> What needs to be done:
Whichever lines include the word "Rotate", copy them as they appear in the data.

[[ Data for the task, beginning ]]

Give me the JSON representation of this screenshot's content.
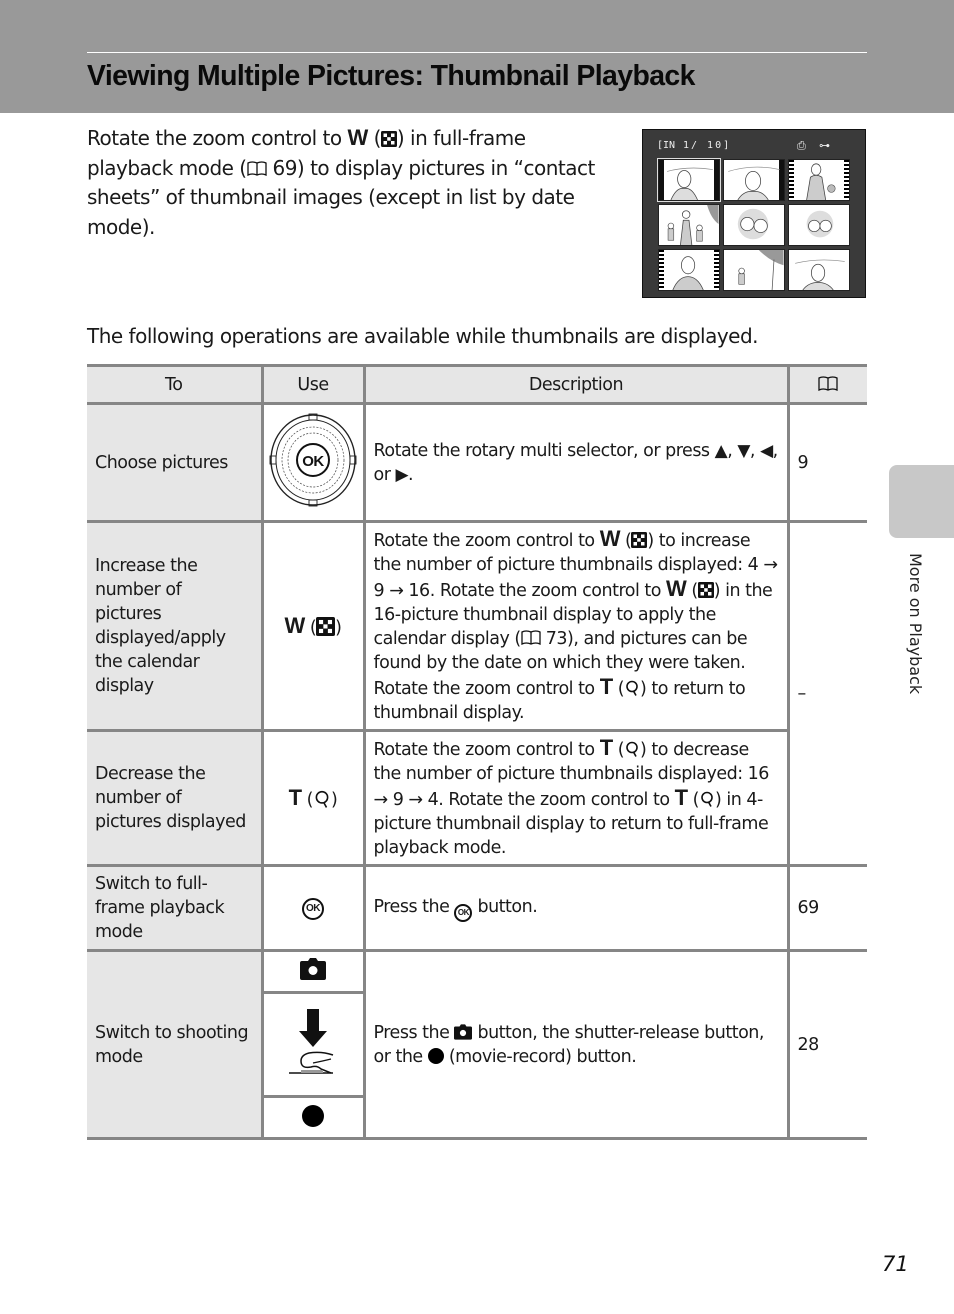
{
  "header": {
    "title": "Viewing Multiple Pictures: Thumbnail Playback"
  },
  "intro": {
    "part1": "Rotate the zoom control to ",
    "w_key": "W",
    "part2": " (",
    "part3": ") in full-frame playback mode (",
    "ref": " 69",
    "part4": ") to display pictures in “contact sheets” of thumbnail images (except in list by date mode)."
  },
  "camera_screen": {
    "memory_indicator": "[IN",
    "frame_counter": "1/  10]",
    "print_icon": "print-order-icon",
    "protect_icon": "protect-key-icon",
    "thumbnail_count": 9
  },
  "lead_text": "The following operations are available while thumbnails are displayed.",
  "table": {
    "headers": {
      "to": "To",
      "use": "Use",
      "description": "Description",
      "page_icon": "book-reference-icon"
    },
    "rows": [
      {
        "to": "Choose pictures",
        "use_icon": "rotary-multi-selector-icon",
        "desc_a": "Rotate the rotary multi selector, or press ",
        "up": "▲",
        "sep1": ", ",
        "down": "▼",
        "sep2": ", ",
        "left": "◀",
        "sep3": ", or ",
        "right": "▶",
        "desc_end": ".",
        "page": "9"
      },
      {
        "to": "Increase the number of pictures displayed/apply the calendar display",
        "use_key": "W",
        "use_icon": "thumbnail-grid-icon",
        "d1": "Rotate the zoom control to ",
        "d1k": "W",
        "d2": ") to increase the number of picture thumbnails displayed: 4 → 9 → 16. Rotate the zoom control to ",
        "d2k": "W",
        "d3": ") in the 16-picture thumbnail display to apply the calendar display (",
        "d3ref": " 73",
        "d4": "), and pictures can be found by the date on which they were taken. Rotate the zoom control to ",
        "d4k": "T",
        "d5": ") to return to thumbnail display.",
        "page": "–"
      },
      {
        "to": "Decrease the number of pictures displayed",
        "use_key": "T",
        "use_icon": "magnify-icon",
        "d1": "Rotate the zoom control to ",
        "d1k": "T",
        "d2": ") to decrease the number of picture thumbnails displayed: 16 → 9 → 4. Rotate the zoom control to ",
        "d2k": "T",
        "d3": ") in 4-picture thumbnail display to return to full-frame playback mode."
      },
      {
        "to": "Switch to full-frame playback mode",
        "use_icon": "ok-button-icon",
        "ok_label": "OK",
        "d1": "Press the ",
        "d2": " button.",
        "page": "69"
      },
      {
        "to": "Switch to shooting mode",
        "use_icons": [
          "camera-icon",
          "shutter-release-press-icon",
          "movie-record-icon"
        ],
        "d1": "Press the ",
        "d2": " button, the shutter-release button, or the ",
        "d3": " (movie-record) button.",
        "page": "28"
      }
    ]
  },
  "side_tab": {
    "label": "More on Playback"
  },
  "page_number": "71"
}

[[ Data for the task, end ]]

> Answer to this task:
    "part1": "Rotate the zoom control to ",
        "desc_a": "Rotate the rotary multi selector, or press ",
        "d1": "Rotate the zoom control to ",
        "d2": ") to increase the number of picture thumbnails displayed: 4 → 9 → 16. Rotate the zoom control to ",
        "d4": "), and pictures can be found by the date on which they were taken. Rotate the zoom control to ",
        "d1": "Rotate the zoom control to ",
        "d2": ") to decrease the number of picture thumbnails displayed: 16 → 9 → 4. Rotate the zoom control to ",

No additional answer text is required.